Visiting Rwanda: Observations from a Class of GraduatesPublished: August 16, 2011
Sharolyn Arnett is executive education program manager at William Davidson Institute at the University of Michigan, which partners with the School of Finance and Banking in Kigali to teach women entrepreneurs in Rwanda business skills through the Goldman Sachs 10,000 Women initiative. During a recent trip to Rwanda, Arnett spent some time with the program scholars. The sixth group graduated at the end of June 2011.
A 10,000 Women graduation ceremony can be a reflection of the creativity and enthusiasm of the participating program scholars. Arnett's visit with the latest group of grads was no exception, she says.
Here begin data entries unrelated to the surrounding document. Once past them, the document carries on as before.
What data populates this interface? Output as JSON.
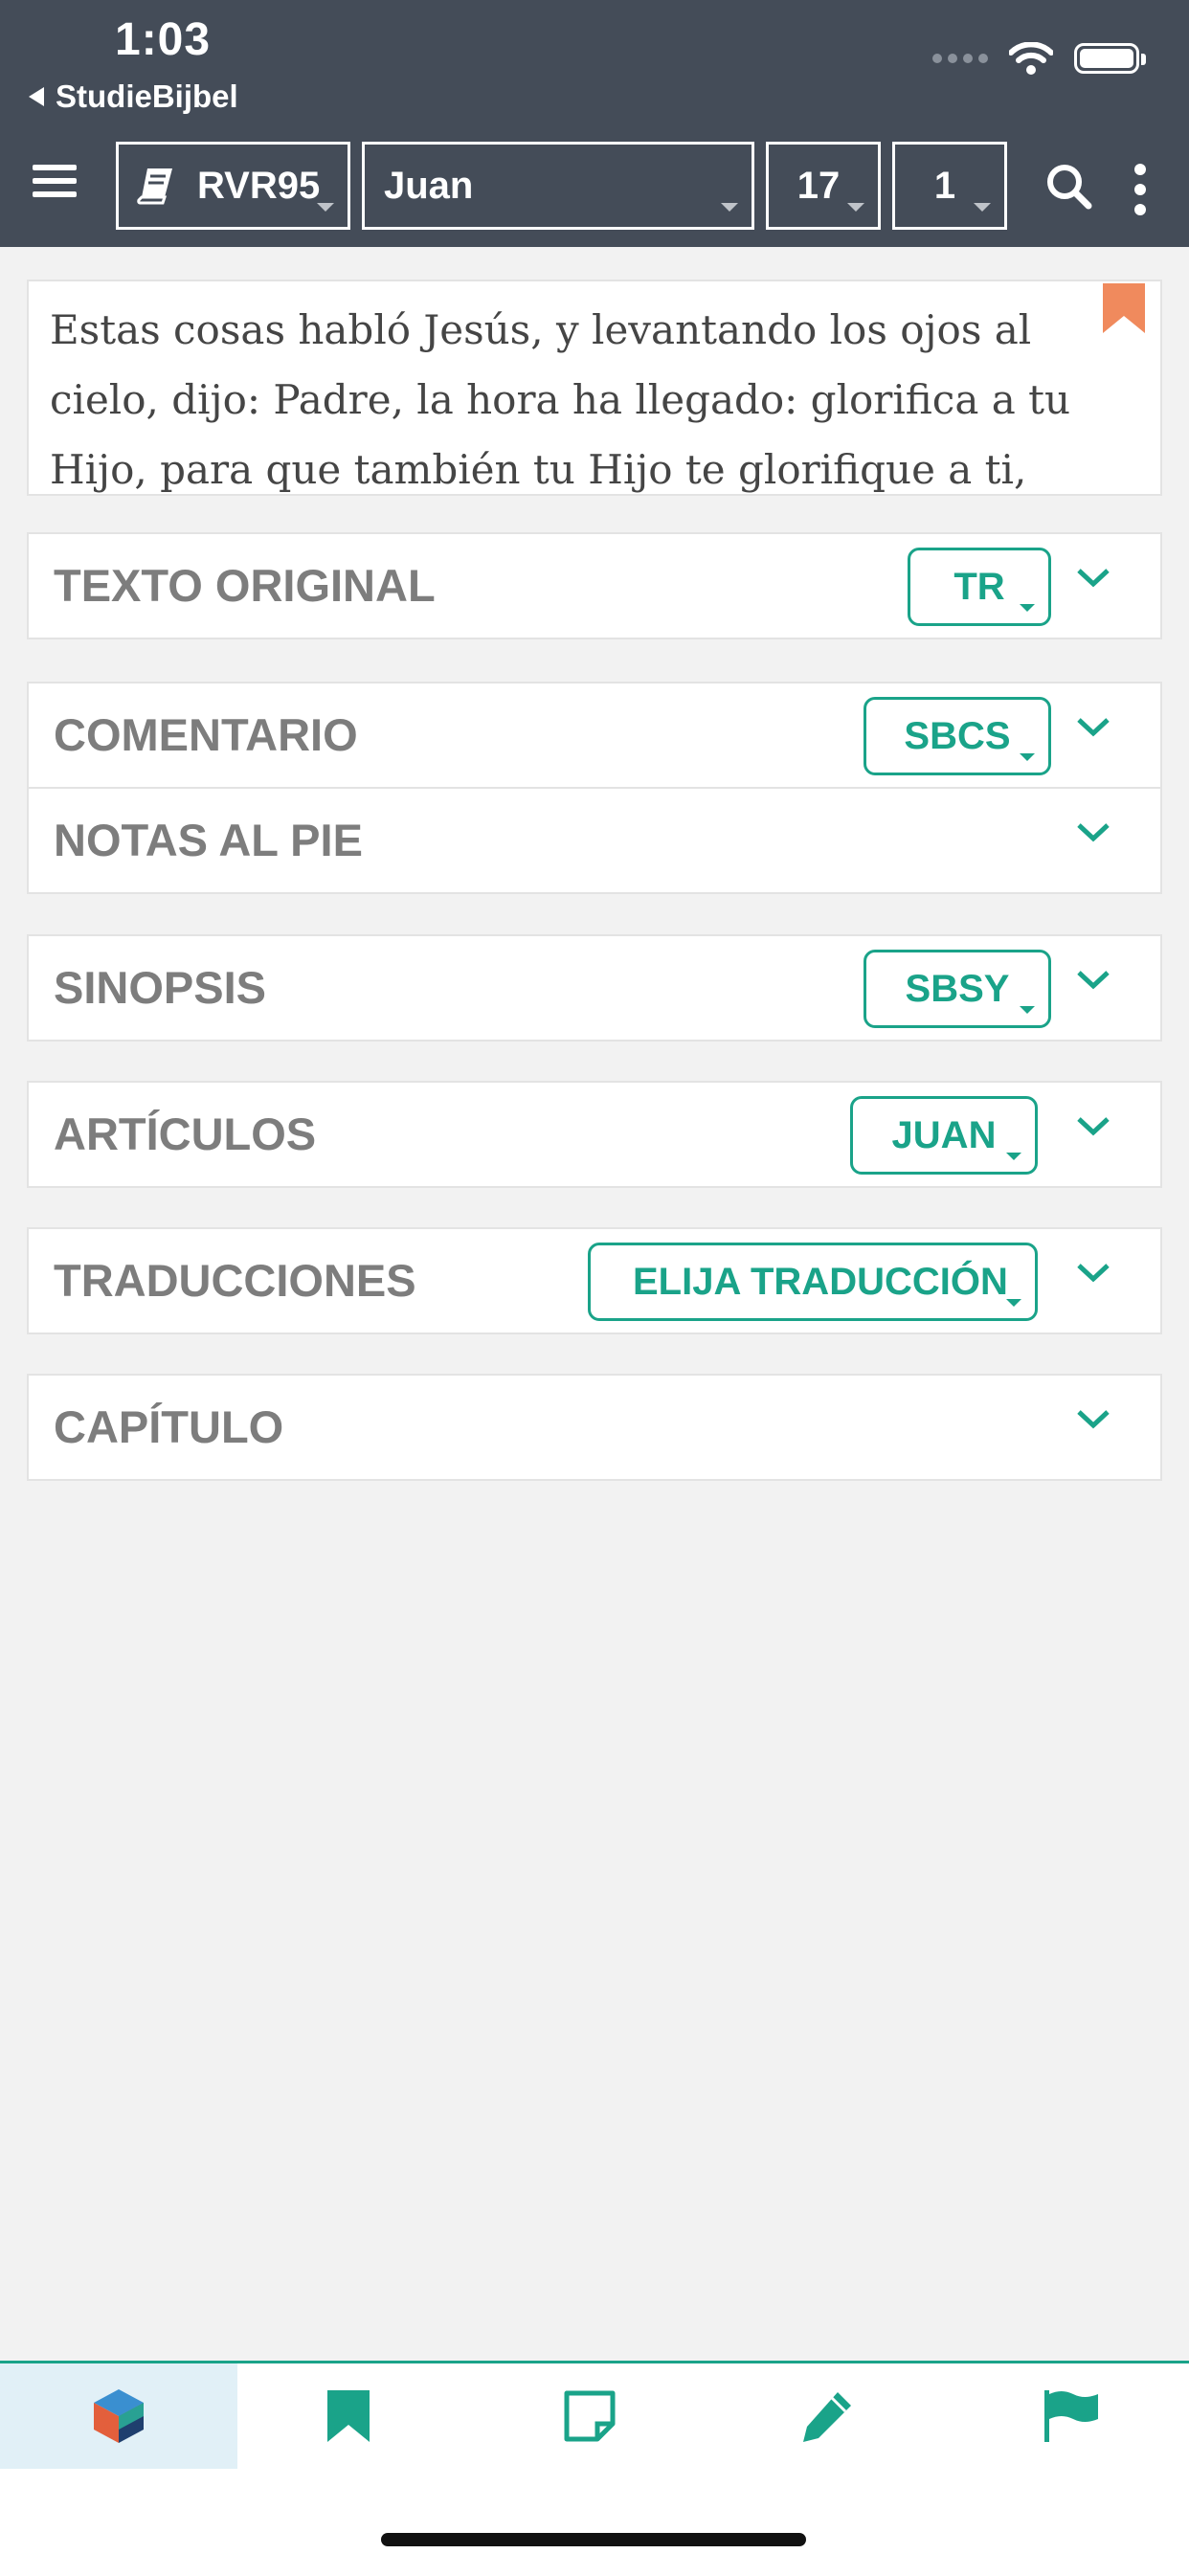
{
  "status_bar": {
    "time": "1:03",
    "back_app": "StudieBijbel",
    "icons": [
      "signal-dots-icon",
      "wifi-icon",
      "battery-icon"
    ]
  },
  "toolbar": {
    "menu_icon": "hamburger-menu-icon",
    "version": "RVR95",
    "version_icon": "book-icon",
    "book": "Juan",
    "chapter": "17",
    "verse": "1",
    "search_icon": "search-icon",
    "more_icon": "more-vertical-icon"
  },
  "verse": {
    "text": "Estas cosas habló Jesús, y levantando los ojos al cielo, dijo: Padre, la hora ha llegado: glorifica a tu Hijo, para que también tu Hijo te glorifique a ti,",
    "bookmark_icon": "bookmark-icon"
  },
  "sections": {
    "texto_original": {
      "label": "TEXTO ORIGINAL",
      "chip": "TR"
    },
    "comentario": {
      "label": "COMENTARIO",
      "chip": "SBCS"
    },
    "notas": {
      "label": "NOTAS AL PIE"
    },
    "sinopsis": {
      "label": "SINOPSIS",
      "chip": "SBSY"
    },
    "articulos": {
      "label": "ARTÍCULOS",
      "chip": "JUAN"
    },
    "traducciones": {
      "label": "TRADUCCIONES",
      "chip": "ELIJA TRADUCCIÓN"
    },
    "capitulo": {
      "label": "CAPÍTULO"
    }
  },
  "bottom_nav": {
    "items": [
      "cube-logo-icon",
      "bookmark-icon",
      "note-icon",
      "pencil-icon",
      "flag-icon"
    ],
    "active_index": 0
  },
  "colors": {
    "header_bg": "#444c58",
    "accent": "#1aa389",
    "bookmark": "#f08a5d",
    "page_bg": "#f2f2f2"
  }
}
During the ceremony, women from certificate classes over the past few years performed a skit to demonstrate the various industries in which Rwanda's 10,000 Women scholars work.
"Placidie Murebwayire [the owner of a fashion business] wore a suit created by her business and used a computer bag made by another graduate, Emelienne's, cooperative," says Arnett, who manages the 10,000 Women program for William Davidson Institute. "She also used a water cooler produced by Immaculee," who graduated at the beginning of the program in 2009, "and was served lunch by graduate Esther Karefuru, who owns a restaurant." A dance troupe, operated by previous graduate Betty, performed for the graduation crowd. The 10,000 Women scholars held a min-expo to show off their products and services -- everything from hand-woven baskets to fruit juice -- to Rwanda's minister of Trade and Industry, who attended the ceremony.
Prior to the graduation, Arnett visited two of the program's most recent winners of the business plan competition, which awards cash prizes to the women scholars who write and present the strongest plans. "They caught my attention because they are both working in male-dominated industries," notes Arnett. She shared what she learned about these non-traditional women entrepreneurs:
Taking On the Industrial Sector
Aimee Claudine Tuyisenge, who runs a metal works business, is an only child who was raised alongside her boy cousins. She makes doors and windows and repairs cars and machines. She admits that she chose this industry because it is virtually a male-only field. She finished welding school in 2007 and worked at a metal works shop until she was able to open her own business in 2008. Although she was the first in her family to enter this field, Tuyisenge says that other family members have seen her success and have started working with metal. While she enjoys the challenge of competing in a male-dominated field, she says that it is difficult to overcome customers' initial preferences to work with men. She adds that the customer service and marketing sessions from the 10,000 Women training at the School of Finance and Banking helped her strategize to expand her business. She also knows her competitors' pricing and payment plans, and thus can offer competitive rates.
Agnes Umumaranyota owns a housing construction company, part of another male-dominated industry in Rwanda. "Being a woman in this industry means having to work harder to build a reputation and trust," she says. Umumaranyota decided to go into the housing industry in 2004 after working at a bank. She noticed that customers from the housing industry seemed to be doing well financially, and decided to try it for herself. Umumaranyota admits that it was difficult to get contracts at first. She had to do a lot of talking to convince clients to work with her. Most of the homes Umumaranyota has built are outside Kigali, in the outer provinces. She purchased a truck to transport supplies, equipment and workers to the sites.
Umumaranyota compares her management style to that of most of her male counterparts. She tries to create open communication to solve issues, as well as work around sick leave, which she says is rare in the construction field. Umumaranyota sees women business owners as more concerned with the overall well being of their employees. "Firstly, in the housing construction business, if you are sick for more than a day or two, you can expect to lose your job. This is a hardship on a family, especially when an employee can be sick for several weeks," she says. Umumaranyota tries to be more understanding of her employees' needs. She first asks them to suggest a substitute to work in their place. If they don't have one, she uses temporary workers. By being loyal to her employees, they are loyal to her. Instead of her employees trying to hide their mistakes or concerns from her, "we have the trust to work it out together," notes Umumaranyota.
The Next 33So many of Rwanda's 10,000 Women graduates have amazing stories to tell, concludes Arnett. And the next group of scholars is already poised for business growth. The seventh Goldman Sachs Entrepreneurship Certificate program, which started classes in late July, involves 33 women selected from more than 220 applicants. Their first lesson? Studying the story "Stone Soup," a folk tale in which hungry strangers persuade local townspeople to give them food as a way to better understand the entrepreneurial spirit.